At this point, it’s safe to say that Indianapolis has this whole Final Four thing down. The city hosted college basketball’s grandest stage for the seventh time this past weekend, including the second time at Lucas Oil Stadium.
Indy first hosted the event in 1980 and later in 1991, 1997, 2000, 2006 and 2010. It is also slated to host in 2021.
The locals probably aren’t mad about it.
“I was talking to the mayor, (and) he’s really excited about the $100 million of economic impact here,” Sports Business Insider Rick Horrow said on CBS Sports Radio’s Ferrall on the Bench. “He brokered a deal where this whole religious-discrimination law issue is probably a non-entity. It’s got to be. Kind of like the Super Bowl years ago in Phoenix. You don’t screw around with a major sporting event. You get it delayed and you get the $100 million going elsewhere. This is amazing because Wisconsin fans came in in droves today. They’re only five hours from Madison. Duke fans were pretty loyal anyway. Kentucky and Michigan State, they’re out of here. My only issue is the guy sitting right in front of me (during the game) is David Robinson, so I can’t see squat.”
Indianapolis is an ideal Final Four host city, with its stadium, bars and restaurants all within walking distance to several downtown hotels. And, for whatever reason, the city tends to give fans instant classics. In 2010, for example, Gordon Hayward almost authored what would have been the greatest moment in sports history, but his half-court heave at the buzzer rimmed out against Duke, giving Mike Krzyzewski his fourth national title.
Krzyzewski, it is worth noting, has won three of his five national titles in Indianapolis, the most recent coming Monday against Wisconsin. The Blue Devils overcame a nine-point deficit in the second half to beat the Badgers, 68-63, as Tyus Jones and reserve Grayson Allen – both freshmen – took control down the stretch. Jones scored 19 of his 23 points after halftime, while Allen went on a personal 8-0 run with Duke trailing and Jahlil Okafor and Justise Winslow on the bench in foul trouble.
Wisconsin shot just 7-of-21 from three-point range – with many of those attempts coming against Duke’s 2-3 zone – but the Badgers got offensive rebound after offensive rebound and converted them into easy put-backs to remain in the game, and, at one point, take control.
“(Krzyzewski) talked to his players, I’m sure, about guarding against three-pointers, (but) when the three-pointers went up, the guys were in transition,” Horrow said. “Well, you got to get the rebounds first.”
In the end, though, Duke pulled away, outscoring Wisconsin by 14 points in the final 13 minutes.
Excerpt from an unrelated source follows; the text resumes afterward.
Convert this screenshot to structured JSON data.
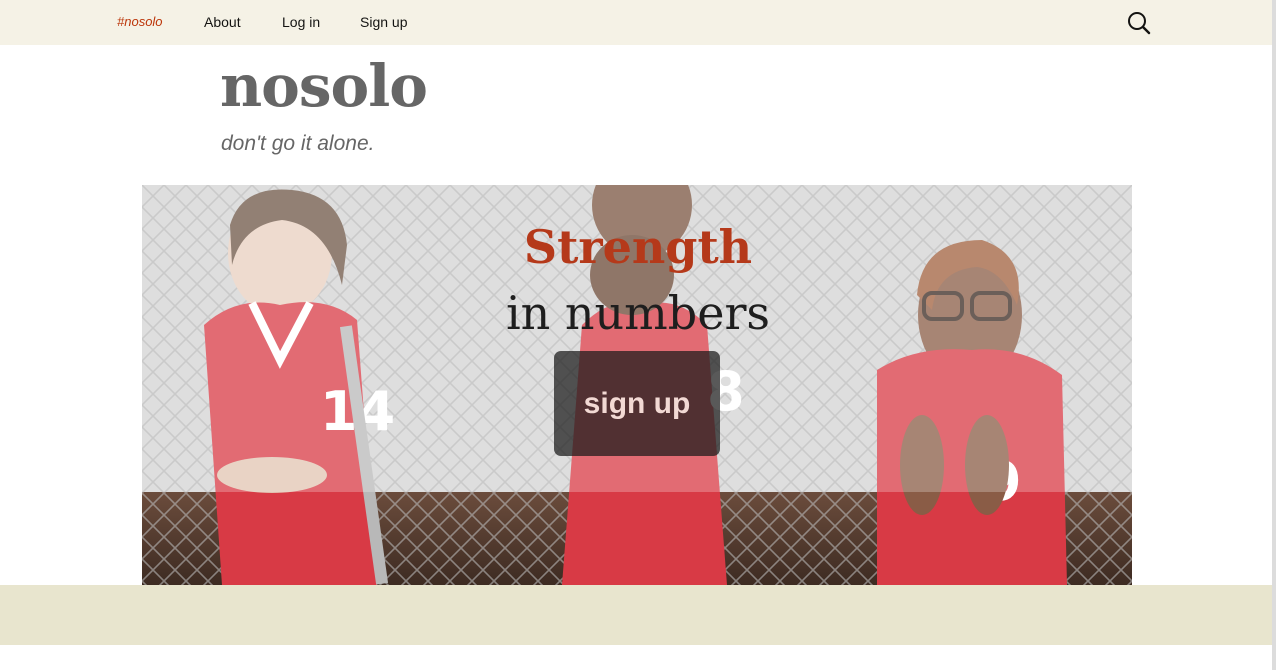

For the game, the Blue Devils shot 20 free throws to Wisconsin’s 10 and held the Badgers to 41 percent shooting form the floor – seven percentage points under their season average.
Frank Kaminsky finished with 21 points, 12 rebounds, two assists, one steal and one block, but Sam Dekker – who entered the final shooting 15-of-30 from three-point range in the tournament – shot just 0-of-6 from downtown. He finished with 12 points and eight rebounds.
Krzyzewski’s five national titles trail only John Wooden’s 10. Wisconsin, meanwhile, hasn’t won it all since 1941.